§ **Task instructions**: Reproduce all records verbatim.

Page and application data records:
Start of Block

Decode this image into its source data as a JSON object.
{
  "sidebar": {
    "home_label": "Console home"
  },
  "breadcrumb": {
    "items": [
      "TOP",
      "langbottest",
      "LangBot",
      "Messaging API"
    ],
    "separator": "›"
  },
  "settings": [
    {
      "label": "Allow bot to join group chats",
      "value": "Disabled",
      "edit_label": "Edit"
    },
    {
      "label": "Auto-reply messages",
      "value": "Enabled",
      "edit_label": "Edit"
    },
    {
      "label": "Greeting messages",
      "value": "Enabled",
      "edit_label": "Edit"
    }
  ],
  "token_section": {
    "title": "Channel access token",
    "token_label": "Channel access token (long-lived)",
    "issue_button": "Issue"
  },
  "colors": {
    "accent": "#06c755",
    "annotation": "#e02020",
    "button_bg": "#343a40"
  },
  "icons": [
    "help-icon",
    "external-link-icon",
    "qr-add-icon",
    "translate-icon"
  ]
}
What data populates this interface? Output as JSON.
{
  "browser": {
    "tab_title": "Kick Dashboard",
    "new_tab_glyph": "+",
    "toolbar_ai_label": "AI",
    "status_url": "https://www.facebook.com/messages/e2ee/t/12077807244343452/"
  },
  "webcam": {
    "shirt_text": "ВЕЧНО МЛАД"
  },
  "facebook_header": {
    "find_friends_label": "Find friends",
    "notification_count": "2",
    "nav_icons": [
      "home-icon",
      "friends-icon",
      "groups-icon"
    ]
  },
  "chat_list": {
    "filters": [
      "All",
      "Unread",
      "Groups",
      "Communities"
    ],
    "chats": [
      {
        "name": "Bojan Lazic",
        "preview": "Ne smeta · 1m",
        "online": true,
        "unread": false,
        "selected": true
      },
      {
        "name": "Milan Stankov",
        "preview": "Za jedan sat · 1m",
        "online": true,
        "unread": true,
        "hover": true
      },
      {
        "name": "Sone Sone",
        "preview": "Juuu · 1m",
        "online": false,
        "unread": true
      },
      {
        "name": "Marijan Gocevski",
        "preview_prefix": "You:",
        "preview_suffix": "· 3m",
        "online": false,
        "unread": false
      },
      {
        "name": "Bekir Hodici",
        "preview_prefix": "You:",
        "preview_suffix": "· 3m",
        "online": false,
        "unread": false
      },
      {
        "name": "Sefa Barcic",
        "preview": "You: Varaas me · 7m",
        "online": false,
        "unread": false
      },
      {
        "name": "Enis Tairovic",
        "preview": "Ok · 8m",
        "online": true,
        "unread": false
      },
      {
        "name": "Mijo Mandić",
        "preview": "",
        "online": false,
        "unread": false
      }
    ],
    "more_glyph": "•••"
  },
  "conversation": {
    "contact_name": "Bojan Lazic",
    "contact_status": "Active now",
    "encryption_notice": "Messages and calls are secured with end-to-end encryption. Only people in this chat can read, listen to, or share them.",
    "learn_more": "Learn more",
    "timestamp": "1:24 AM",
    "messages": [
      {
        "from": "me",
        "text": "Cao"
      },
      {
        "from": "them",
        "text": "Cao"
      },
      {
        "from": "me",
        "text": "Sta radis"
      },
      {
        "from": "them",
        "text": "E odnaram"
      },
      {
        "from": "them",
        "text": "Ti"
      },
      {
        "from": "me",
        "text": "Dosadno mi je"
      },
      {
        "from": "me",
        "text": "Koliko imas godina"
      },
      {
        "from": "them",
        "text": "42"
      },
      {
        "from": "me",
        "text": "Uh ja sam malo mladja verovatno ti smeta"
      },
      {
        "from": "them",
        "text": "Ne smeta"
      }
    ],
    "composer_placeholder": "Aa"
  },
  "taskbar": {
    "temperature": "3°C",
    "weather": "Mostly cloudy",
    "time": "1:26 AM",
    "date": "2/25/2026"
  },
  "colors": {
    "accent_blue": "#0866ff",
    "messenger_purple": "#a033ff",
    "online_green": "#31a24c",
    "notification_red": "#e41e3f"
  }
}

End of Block

§ **Your solution**:
Decode this image into its source data as a JSON object.
{
  "sidebar": {
    "home_label": "Console home"
  },
  "breadcrumb": {
    "items": [
      "TOP",
      "langbottest",
      "LangBot",
      "Messaging API"
    ],
    "separator": "›"
  },
  "settings": [
    {
      "label": "Allow bot to join group chats",
      "value": "Disabled",
      "edit_label": "Edit"
    },
    {
      "label": "Auto-reply messages",
      "value": "Enabled",
      "edit_label": "Edit"
    },
    {
      "label": "Greeting messages",
      "value": "Enabled",
      "edit_label": "Edit"
    }
  ],
  "token_section": {
    "title": "Channel access token",
    "token_label": "Channel access token (long-lived)",
    "issue_button": "Issue"
  },
  "colors": {
    "accent": "#06c755",
    "annotation": "#e02020",
    "button_bg": "#343a40"
  },
  "icons": [
    "help-icon",
    "external-link-icon",
    "qr-add-icon",
    "translate-icon"
  ]
}
What data populates this interface? Output as JSON.
{
  "browser": {
    "tab_title": "Kick Dashboard",
    "new_tab_glyph": "+",
    "toolbar_ai_label": "AI",
    "status_url": "https://www.facebook.com/messages/e2ee/t/12077807244343452/"
  },
  "webcam": {
    "shirt_text": "ВЕЧНО МЛАД"
  },
  "facebook_header": {
    "find_friends_label": "Find friends",
    "notification_count": "2",
    "nav_icons": [
      "home-icon",
      "friends-icon",
      "groups-icon"
    ]
  },
  "chat_list": {
    "filters": [
      "All",
      "Unread",
      "Groups",
      "Communities"
    ],
    "chats": [
      {
        "name": "Bojan Lazic",
        "preview": "Ne smeta · 1m",
        "online": true,
        "unread": false,
        "selected": true
      },
      {
        "name": "Milan Stankov",
        "preview": "Za jedan sat · 1m",
        "online": true,
        "unread": true,
        "hover": true
      },
      {
        "name": "Sone Sone",
        "preview": "Juuu · 1m",
        "online": false,
        "unread": true
      },
      {
        "name": "Marijan Gocevski",
        "preview_prefix": "You:",
        "preview_suffix": "· 3m",
        "online": false,
        "unread": false
      },
      {
        "name": "Bekir Hodici",
        "preview_prefix": "You:",
        "preview_suffix": "· 3m",
        "online": false,
        "unread": false
      },
      {
        "name": "Sefa Barcic",
        "preview": "You: Varaas me · 7m",
        "online": false,
        "unread": false
      },
      {
        "name": "Enis Tairovic",
        "preview": "Ok · 8m",
        "online": true,
        "unread": false
      },
      {
        "name": "Mijo Mandić",
        "preview": "",
        "online": false,
        "unread": false
      }
    ],
    "more_glyph": "•••"
  },
  "conversation": {
    "contact_name": "Bojan Lazic",
    "contact_status": "Active now",
    "encryption_notice": "Messages and calls are secured with end-to-end encryption. Only people in this chat can read, listen to, or share them.",
    "learn_more": "Learn more",
    "timestamp": "1:24 AM",
    "messages": [
      {
        "from": "me",
        "text": "Cao"
      },
      {
        "from": "them",
        "text": "Cao"
      },
      {
        "from": "me",
        "text": "Sta radis"
      },
      {
        "from": "them",
        "text": "E odnaram"
      },
      {
        "from": "them",
        "text": "Ti"
      },
      {
        "from": "me",
        "text": "Dosadno mi je"
      },
      {
        "from": "me",
        "text": "Koliko imas godina"
      },
      {
        "from": "them",
        "text": "42"
      },
      {
        "from": "me",
        "text": "Uh ja sam malo mladja verovatno ti smeta"
      },
      {
        "from": "them",
        "text": "Ne smeta"
      }
    ],
    "composer_placeholder": "Aa"
  },
  "taskbar": {
    "temperature": "3°C",
    "weather": "Mostly cloudy",
    "time": "1:26 AM",
    "date": "2/25/2026"
  },
  "colors": {
    "accent_blue": "#0866ff",
    "messenger_purple": "#a033ff",
    "online_green": "#31a24c",
    "notification_red": "#e41e3f"
  }
}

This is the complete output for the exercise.